- **EXERCISE PROMPT**
Return every line of the data below exactly, but do not include the images.

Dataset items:

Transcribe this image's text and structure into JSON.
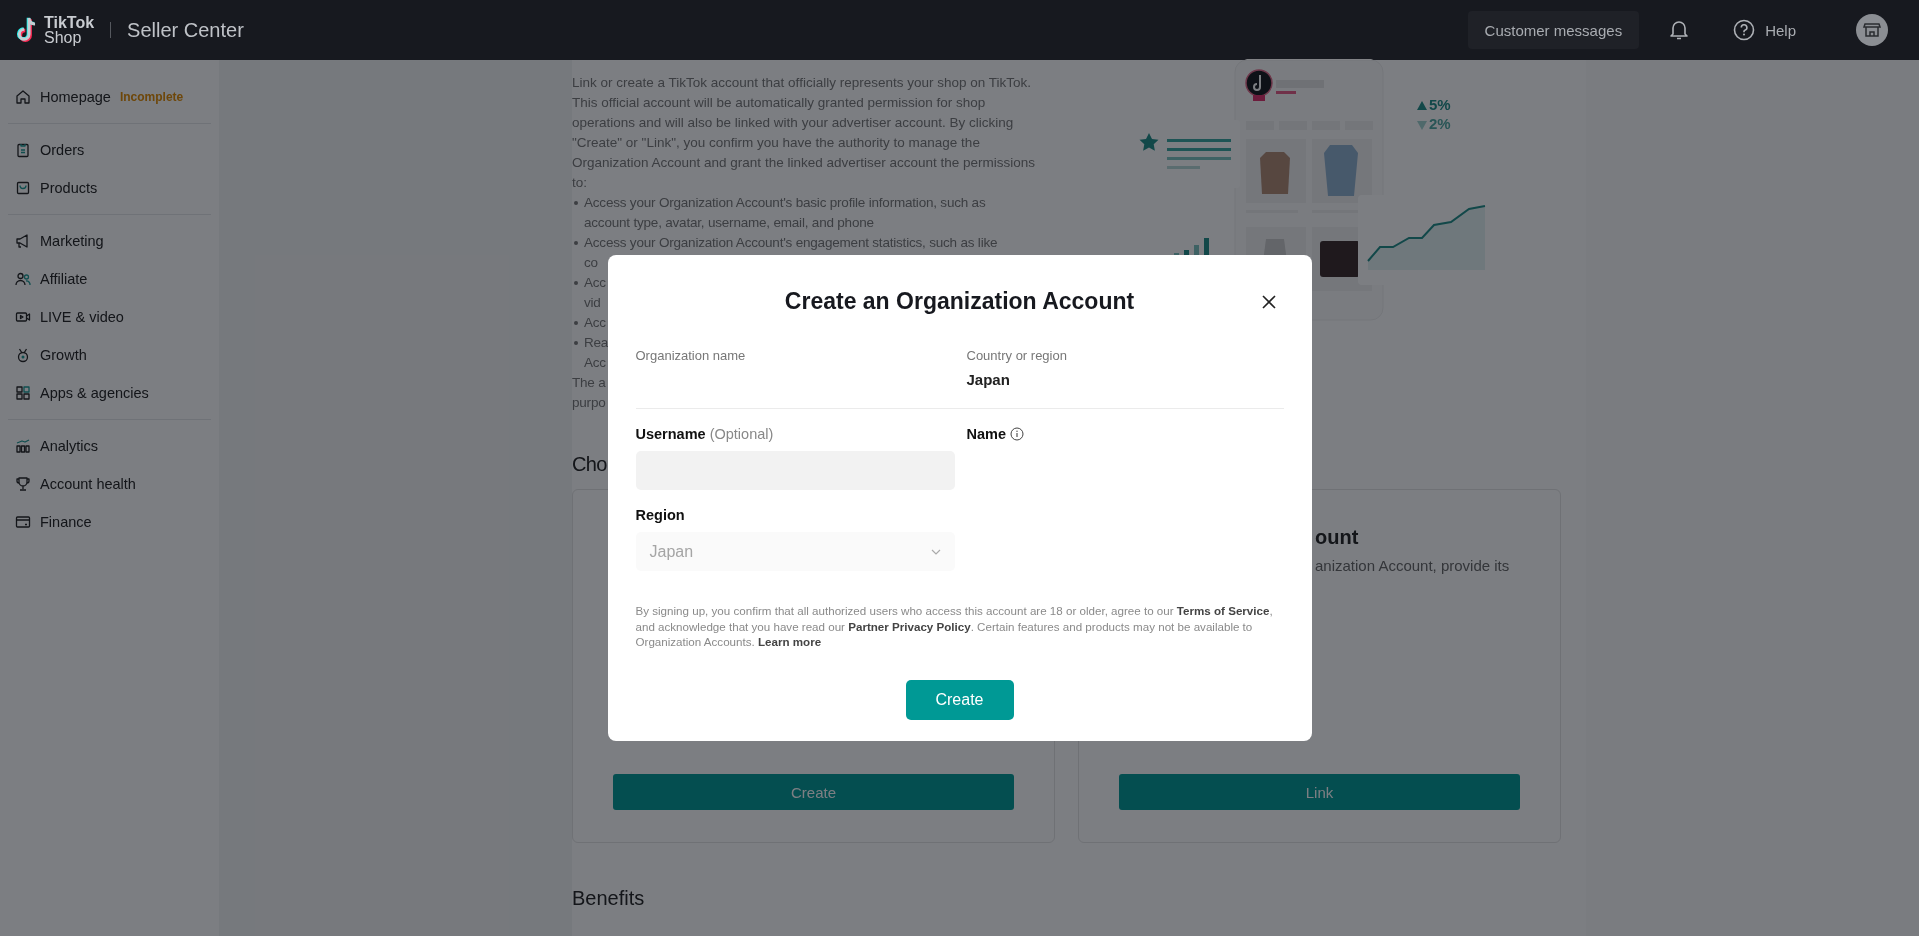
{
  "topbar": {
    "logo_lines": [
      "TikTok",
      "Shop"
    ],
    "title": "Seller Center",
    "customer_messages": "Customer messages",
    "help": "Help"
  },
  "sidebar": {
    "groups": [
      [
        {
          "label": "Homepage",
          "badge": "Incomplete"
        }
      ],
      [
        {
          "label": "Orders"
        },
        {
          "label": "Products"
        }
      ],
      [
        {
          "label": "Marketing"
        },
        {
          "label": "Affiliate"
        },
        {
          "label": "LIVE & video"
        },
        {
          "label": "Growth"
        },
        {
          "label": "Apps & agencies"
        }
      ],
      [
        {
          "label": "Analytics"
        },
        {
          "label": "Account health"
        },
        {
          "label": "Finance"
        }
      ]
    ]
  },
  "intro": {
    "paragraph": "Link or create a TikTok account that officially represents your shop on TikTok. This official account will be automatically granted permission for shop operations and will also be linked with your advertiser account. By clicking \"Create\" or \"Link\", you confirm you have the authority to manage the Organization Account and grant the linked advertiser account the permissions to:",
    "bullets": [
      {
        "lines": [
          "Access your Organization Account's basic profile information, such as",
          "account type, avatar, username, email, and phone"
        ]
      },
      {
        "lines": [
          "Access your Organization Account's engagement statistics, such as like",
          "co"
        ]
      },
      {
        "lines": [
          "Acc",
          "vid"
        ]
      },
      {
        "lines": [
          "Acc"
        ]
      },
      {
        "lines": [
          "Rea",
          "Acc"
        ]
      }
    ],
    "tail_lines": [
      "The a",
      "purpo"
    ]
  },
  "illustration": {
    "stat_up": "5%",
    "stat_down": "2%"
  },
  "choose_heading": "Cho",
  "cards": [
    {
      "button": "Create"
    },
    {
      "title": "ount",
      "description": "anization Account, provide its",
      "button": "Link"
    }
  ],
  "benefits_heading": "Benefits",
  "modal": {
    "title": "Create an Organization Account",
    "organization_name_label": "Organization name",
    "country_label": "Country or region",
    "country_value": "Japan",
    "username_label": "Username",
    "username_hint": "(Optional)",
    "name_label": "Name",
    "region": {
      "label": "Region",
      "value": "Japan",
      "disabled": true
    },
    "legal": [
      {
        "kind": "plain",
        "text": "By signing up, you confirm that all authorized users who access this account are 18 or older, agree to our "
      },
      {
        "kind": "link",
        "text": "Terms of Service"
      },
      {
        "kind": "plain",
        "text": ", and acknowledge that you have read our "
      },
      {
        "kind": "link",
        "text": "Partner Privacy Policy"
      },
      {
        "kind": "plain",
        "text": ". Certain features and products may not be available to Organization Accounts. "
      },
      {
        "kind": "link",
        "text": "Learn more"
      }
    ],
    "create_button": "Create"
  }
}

- **ANSWER**
Transcribe this image's text and structure into JSON.
{
  "topbar": {
    "logo_lines": [
      "TikTok",
      "Shop"
    ],
    "title": "Seller Center",
    "customer_messages": "Customer messages",
    "help": "Help"
  },
  "sidebar": {
    "groups": [
      [
        {
          "label": "Homepage",
          "badge": "Incomplete"
        }
      ],
      [
        {
          "label": "Orders"
        },
        {
          "label": "Products"
        }
      ],
      [
        {
          "label": "Marketing"
        },
        {
          "label": "Affiliate"
        },
        {
          "label": "LIVE & video"
        },
        {
          "label": "Growth"
        },
        {
          "label": "Apps & agencies"
        }
      ],
      [
        {
          "label": "Analytics"
        },
        {
          "label": "Account health"
        },
        {
          "label": "Finance"
        }
      ]
    ]
  },
  "intro": {
    "paragraph": "Link or create a TikTok account that officially represents your shop on TikTok. This official account will be automatically granted permission for shop operations and will also be linked with your advertiser account. By clicking \"Create\" or \"Link\", you confirm you have the authority to manage the Organization Account and grant the linked advertiser account the permissions to:",
    "bullets": [
      {
        "lines": [
          "Access your Organization Account's basic profile information, such as",
          "account type, avatar, username, email, and phone"
        ]
      },
      {
        "lines": [
          "Access your Organization Account's engagement statistics, such as like",
          "co"
        ]
      },
      {
        "lines": [
          "Acc",
          "vid"
        ]
      },
      {
        "lines": [
          "Acc"
        ]
      },
      {
        "lines": [
          "Rea",
          "Acc"
        ]
      }
    ],
    "tail_lines": [
      "The a",
      "purpo"
    ]
  },
  "illustration": {
    "stat_up": "5%",
    "stat_down": "2%"
  },
  "choose_heading": "Cho",
  "cards": [
    {
      "button": "Create"
    },
    {
      "title": "ount",
      "description": "anization Account, provide its",
      "button": "Link"
    }
  ],
  "benefits_heading": "Benefits",
  "modal": {
    "title": "Create an Organization Account",
    "organization_name_label": "Organization name",
    "country_label": "Country or region",
    "country_value": "Japan",
    "username_label": "Username",
    "username_hint": "(Optional)",
    "name_label": "Name",
    "region": {
      "label": "Region",
      "value": "Japan",
      "disabled": true
    },
    "legal": [
      {
        "kind": "plain",
        "text": "By signing up, you confirm that all authorized users who access this account are 18 or older, agree to our "
      },
      {
        "kind": "link",
        "text": "Terms of Service"
      },
      {
        "kind": "plain",
        "text": ", and acknowledge that you have read our "
      },
      {
        "kind": "link",
        "text": "Partner Privacy Policy"
      },
      {
        "kind": "plain",
        "text": ". Certain features and products may not be available to Organization Accounts. "
      },
      {
        "kind": "link",
        "text": "Learn more"
      }
    ],
    "create_button": "Create"
  }
}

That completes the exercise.